“The Witness” is a game that I’ve been looking forward to for six years. Released for the PlayStation 4 and PC, the simplistic yet gorgeous graphical style portends to the true nature of its incalculably complex, puzzle-solving, open-world design.
As a fan of the highly inspirational indie video game “Braid,” which was developed initially for the Xbox 360 in 2008, I couldn’t ignore a certain sense of familiarity in the way that playing “The Witness” feels.
Jonathan Blow, developer of the aforementioned games, has a style that has translated seamlessly from the lush, hand-painted 2-D design of “Braid” into a stunning 3-D landscape of deceptively simple yet immensely dense discovery.
When playing a game designed by Blow, I get a feeling that is often attempted but rarely achieved in video games across genres: epiphany. It’s the epiphany that propelled me to push on, against seemingly insurmountable odds, and it’s the empowerment of meeting an impossible challenge that hooked me into “The Witness” time and time again.
The experience of playing for the first time is in itself an artistic expression. Void of pomp and circumstance, brand logos, legal disclaimers or health warnings. I found myself surrounded by darkness at the end of a long cylindrical tube with a small, starkly lit, door in the background.
It took me a moment to realize that the game had actually given me control. Once I got my bearings, I was introduced to a land that brimmed with mysteries and breakthroughs, obscurities and paradigm shifts, forcing me to look at the world in ways I never imagined and altering the approach with which I will compare all puzzle games going forward.
“The Witness” is notably void of direction or tutorial, at least in the classical sense. Instead, it “tells” you how to play through carefully considered world design and visual cues. The game has more than 650 puzzles to complete (though not all are necessary to see the ending). Beginning with simple puzzles, the difficulty quickly ramps up, and after a short time, I found myself completing problems that would have been impossible mere minutes before.
Solving puzzles is the primary way I interacted with this game, and though it may sound simple, I quickly found myself interacting with space, time and light, delving ever deeper into the mysteries of the island.
Discovery is integral to the experience. Inspired by games like “Myst” and “The Talos Principle,” “The Witness” brings its own take to the genre, setting a new standard in the process.
I can recall multiple examples of the game teaching me incredibly complex rule sets only to quickly subvert its own rules, pulling the rug from under my preconceived notions and taking my composed demeanor along with it.
The desire to play this game when I should be doing other things is a testament to its excellence.
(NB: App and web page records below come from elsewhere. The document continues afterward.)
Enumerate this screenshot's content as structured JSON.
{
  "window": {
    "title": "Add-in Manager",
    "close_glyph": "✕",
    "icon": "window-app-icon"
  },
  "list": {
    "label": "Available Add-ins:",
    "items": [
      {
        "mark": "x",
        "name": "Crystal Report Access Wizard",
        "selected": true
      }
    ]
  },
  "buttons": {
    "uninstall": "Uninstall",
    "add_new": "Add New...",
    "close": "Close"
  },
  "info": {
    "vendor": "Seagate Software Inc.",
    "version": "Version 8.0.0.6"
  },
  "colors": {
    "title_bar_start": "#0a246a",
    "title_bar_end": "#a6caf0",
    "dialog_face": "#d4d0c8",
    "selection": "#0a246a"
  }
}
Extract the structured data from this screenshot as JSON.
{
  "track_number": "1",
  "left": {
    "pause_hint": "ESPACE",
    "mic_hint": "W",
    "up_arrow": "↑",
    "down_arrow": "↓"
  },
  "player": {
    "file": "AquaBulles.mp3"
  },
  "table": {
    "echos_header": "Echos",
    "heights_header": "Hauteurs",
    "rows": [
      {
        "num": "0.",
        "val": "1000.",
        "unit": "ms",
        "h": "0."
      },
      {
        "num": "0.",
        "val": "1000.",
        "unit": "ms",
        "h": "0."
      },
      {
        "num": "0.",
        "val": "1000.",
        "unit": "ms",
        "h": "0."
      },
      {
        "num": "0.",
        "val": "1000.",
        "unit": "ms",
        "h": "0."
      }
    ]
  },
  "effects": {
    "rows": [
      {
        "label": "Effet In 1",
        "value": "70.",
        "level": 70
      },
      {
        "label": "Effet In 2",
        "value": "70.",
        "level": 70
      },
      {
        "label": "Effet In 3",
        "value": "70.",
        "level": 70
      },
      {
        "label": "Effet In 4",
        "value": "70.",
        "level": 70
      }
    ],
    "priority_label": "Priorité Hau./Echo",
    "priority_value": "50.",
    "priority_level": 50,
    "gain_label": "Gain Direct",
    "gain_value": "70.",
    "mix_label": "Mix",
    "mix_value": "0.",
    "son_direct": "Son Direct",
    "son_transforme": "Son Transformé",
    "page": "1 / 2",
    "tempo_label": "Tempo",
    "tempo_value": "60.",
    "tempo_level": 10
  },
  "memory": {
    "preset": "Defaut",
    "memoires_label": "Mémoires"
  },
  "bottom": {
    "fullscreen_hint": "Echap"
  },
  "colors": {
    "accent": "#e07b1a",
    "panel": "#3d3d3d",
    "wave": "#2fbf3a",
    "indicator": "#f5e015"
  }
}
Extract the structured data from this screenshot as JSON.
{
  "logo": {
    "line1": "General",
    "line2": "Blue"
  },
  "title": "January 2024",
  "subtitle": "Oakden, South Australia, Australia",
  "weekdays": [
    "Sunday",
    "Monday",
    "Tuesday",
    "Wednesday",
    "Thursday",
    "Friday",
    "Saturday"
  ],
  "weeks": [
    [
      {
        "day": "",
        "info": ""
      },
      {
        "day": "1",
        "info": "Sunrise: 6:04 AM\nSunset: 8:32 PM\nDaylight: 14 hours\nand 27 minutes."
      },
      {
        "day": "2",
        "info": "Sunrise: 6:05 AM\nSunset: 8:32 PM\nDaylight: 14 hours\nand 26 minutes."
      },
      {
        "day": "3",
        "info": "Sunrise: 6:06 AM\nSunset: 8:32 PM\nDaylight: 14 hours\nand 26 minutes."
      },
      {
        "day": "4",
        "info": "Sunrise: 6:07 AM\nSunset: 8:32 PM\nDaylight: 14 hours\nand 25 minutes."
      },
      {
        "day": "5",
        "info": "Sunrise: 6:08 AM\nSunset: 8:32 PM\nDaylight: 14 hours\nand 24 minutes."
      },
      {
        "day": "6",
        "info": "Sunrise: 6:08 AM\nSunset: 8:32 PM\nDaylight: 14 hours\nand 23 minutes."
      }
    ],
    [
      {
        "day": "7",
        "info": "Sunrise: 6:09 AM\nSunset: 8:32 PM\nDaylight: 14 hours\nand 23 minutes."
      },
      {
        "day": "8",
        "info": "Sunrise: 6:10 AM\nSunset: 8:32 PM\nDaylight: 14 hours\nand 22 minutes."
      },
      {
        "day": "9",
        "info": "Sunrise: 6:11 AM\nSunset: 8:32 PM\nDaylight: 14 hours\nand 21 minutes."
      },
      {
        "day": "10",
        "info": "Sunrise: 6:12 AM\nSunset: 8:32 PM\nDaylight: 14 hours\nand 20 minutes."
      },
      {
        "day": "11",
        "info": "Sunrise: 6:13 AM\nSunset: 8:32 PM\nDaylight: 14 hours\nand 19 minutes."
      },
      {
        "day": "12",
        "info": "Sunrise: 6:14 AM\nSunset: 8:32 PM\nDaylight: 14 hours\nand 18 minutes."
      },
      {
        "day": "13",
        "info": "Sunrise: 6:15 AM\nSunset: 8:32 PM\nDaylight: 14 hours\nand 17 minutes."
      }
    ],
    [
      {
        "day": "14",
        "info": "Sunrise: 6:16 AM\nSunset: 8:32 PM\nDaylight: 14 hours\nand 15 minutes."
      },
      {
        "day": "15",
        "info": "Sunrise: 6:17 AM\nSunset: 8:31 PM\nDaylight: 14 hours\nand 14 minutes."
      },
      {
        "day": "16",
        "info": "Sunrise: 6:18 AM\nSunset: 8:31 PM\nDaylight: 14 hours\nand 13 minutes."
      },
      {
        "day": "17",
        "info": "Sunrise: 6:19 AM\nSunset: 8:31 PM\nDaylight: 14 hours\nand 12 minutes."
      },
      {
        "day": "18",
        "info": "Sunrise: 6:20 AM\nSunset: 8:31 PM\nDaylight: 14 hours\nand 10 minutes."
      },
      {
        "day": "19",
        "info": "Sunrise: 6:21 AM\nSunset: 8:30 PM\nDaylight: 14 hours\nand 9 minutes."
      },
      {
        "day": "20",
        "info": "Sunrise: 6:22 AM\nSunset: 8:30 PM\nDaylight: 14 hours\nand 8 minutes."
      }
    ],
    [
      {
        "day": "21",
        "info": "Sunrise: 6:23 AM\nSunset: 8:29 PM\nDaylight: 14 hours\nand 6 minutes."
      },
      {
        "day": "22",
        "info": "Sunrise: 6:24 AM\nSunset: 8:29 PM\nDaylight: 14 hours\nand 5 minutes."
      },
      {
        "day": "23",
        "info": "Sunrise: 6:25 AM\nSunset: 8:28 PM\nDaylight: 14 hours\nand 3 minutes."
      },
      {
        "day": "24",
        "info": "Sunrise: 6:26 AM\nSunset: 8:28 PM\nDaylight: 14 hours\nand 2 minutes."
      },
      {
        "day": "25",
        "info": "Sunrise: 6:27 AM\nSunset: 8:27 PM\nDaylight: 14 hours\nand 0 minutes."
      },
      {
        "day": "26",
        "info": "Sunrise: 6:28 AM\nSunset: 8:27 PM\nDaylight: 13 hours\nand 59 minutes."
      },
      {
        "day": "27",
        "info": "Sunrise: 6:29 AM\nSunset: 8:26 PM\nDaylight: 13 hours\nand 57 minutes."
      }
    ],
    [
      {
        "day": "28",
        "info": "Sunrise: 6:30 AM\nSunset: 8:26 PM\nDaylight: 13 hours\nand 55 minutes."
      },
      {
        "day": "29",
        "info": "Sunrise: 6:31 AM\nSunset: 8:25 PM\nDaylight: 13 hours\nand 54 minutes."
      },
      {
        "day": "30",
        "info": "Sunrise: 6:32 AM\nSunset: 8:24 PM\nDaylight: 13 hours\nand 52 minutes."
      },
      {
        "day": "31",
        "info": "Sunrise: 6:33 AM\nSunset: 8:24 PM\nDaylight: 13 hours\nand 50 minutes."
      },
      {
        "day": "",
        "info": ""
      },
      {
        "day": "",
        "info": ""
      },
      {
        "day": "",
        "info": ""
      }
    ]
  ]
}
The times I stopped playing came not out of necessity but rather out of frustration. Some puzzles proved too difficult to handle, and I had to step away to collect my thoughts.
Though the learning curve may seem like a negative to some, I thought the challenge was balanced and served almost as a mental check to assure that I had all the knowledge I needed to progress into the depths of the island.
From the beginning, I was free to go almost anywhere my puzzle-solving abilities afforded me. I found that progress is coordinated much like in a Metroidvania game. However, instead of needing to find a weapon or piece of armor to open a door or reach a platform, “The Witness” gates player progress with knowledge.
In my attempts to forge on, I found myself sometimes applying rules to puzzles that didn’t actually exist, making the game harder for myself than it was in reality. It was frustrating but rewarding to discover in the process.
Between puzzles, I found myself wandering, stopping to take in the arresting visuals of the terrain. I walked through grassy fields, dark woods, cherry-blossom forests, rock quarries, seaside ruins, mountainous cliffs and more. The music and sound effects take a backseat to the puzzle design and graphical style, never distracting, instead appropriate to the setting and mood that has been carefully shaped over years of development.
It’s worth noting that Blow has taken much of the money he has earned over his career to fund the multimillion dollar budget of “The Witness,” making it one of the most expensive independently developed video games of all time. In an age of crowd-sourced funding, it’s refreshing to see a developer invest their own money into a game that they believe in.
That belief and confidence has paid off, as Blow has given the world the first great, must-play video game of 2016. “The Witness” is a masterpiece that will be referenced for years to come and is an incredibly early candidate for game of the year.
“The Witness” is available as a digital download on both PC and PlayStation 4 with an iOS version in the works. It costs $39.99, which may seem expensive for an indie game, but the time spent playing (approaching 40 hours for me) is well worth the asking price and comes with my high recommendation.